ABSTRACT: Background/purposeDuodenal atresia (DA) occurs in 1 in every 6,000 live births and represents a significant surgically correctable cause of intestinal obstruction in the neonate. Familial or congenital DA has been reported, implying that at least some cases of DA are the result of genetic, heritable abnormalities. The genes controlling duodenal development are incompletely understood. Fibroblast growth factor receptor 2IIIb (Fgfr2b) is known to play a critical role in the development of multiple organ systems including other gastrointestinal tract (GIT) structures. This study shows the key role of Fgfr2b in normal duodenal development and the pathogenesis of DA.MethodsWild type (Wt) and Fgfr2b−/− embryos were harvested from timed pregnant mothers at stage E18.5 and were analyzed for duodenal phenotype.ResultsInactivation of Fgfr2b results in DA. DA is present in the Fgf2b−/− mutants with a 35% penetrance. The duodenal phenotype of the Fgf2b−/− mutants ranges from normal to a mucosal web, type I, and type III atresia.ConclusionsFgfr2b is a critical regulatory gene in the development of the duodenum.
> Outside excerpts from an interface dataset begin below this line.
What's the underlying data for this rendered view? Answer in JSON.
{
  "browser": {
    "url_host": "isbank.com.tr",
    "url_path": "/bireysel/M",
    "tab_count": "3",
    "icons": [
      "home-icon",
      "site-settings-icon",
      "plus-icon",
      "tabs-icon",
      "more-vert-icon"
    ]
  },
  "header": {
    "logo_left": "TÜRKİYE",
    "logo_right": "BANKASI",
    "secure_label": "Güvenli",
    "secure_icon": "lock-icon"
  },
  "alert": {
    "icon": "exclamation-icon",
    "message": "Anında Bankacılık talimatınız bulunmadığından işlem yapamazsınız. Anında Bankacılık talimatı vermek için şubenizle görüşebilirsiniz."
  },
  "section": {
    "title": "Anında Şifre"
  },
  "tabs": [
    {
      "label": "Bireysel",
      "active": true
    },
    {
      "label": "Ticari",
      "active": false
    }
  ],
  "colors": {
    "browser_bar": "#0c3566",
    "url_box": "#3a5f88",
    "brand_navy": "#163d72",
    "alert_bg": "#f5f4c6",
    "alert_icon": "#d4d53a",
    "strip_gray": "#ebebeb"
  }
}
Fgfr2b invalidation (Fgfr2b−/− mutant) results in a reproducible, autosomal recessive duodenal atresia phenotype with incomplete penetrance and a variable phenotype.
Journal of Pediatric Surgery.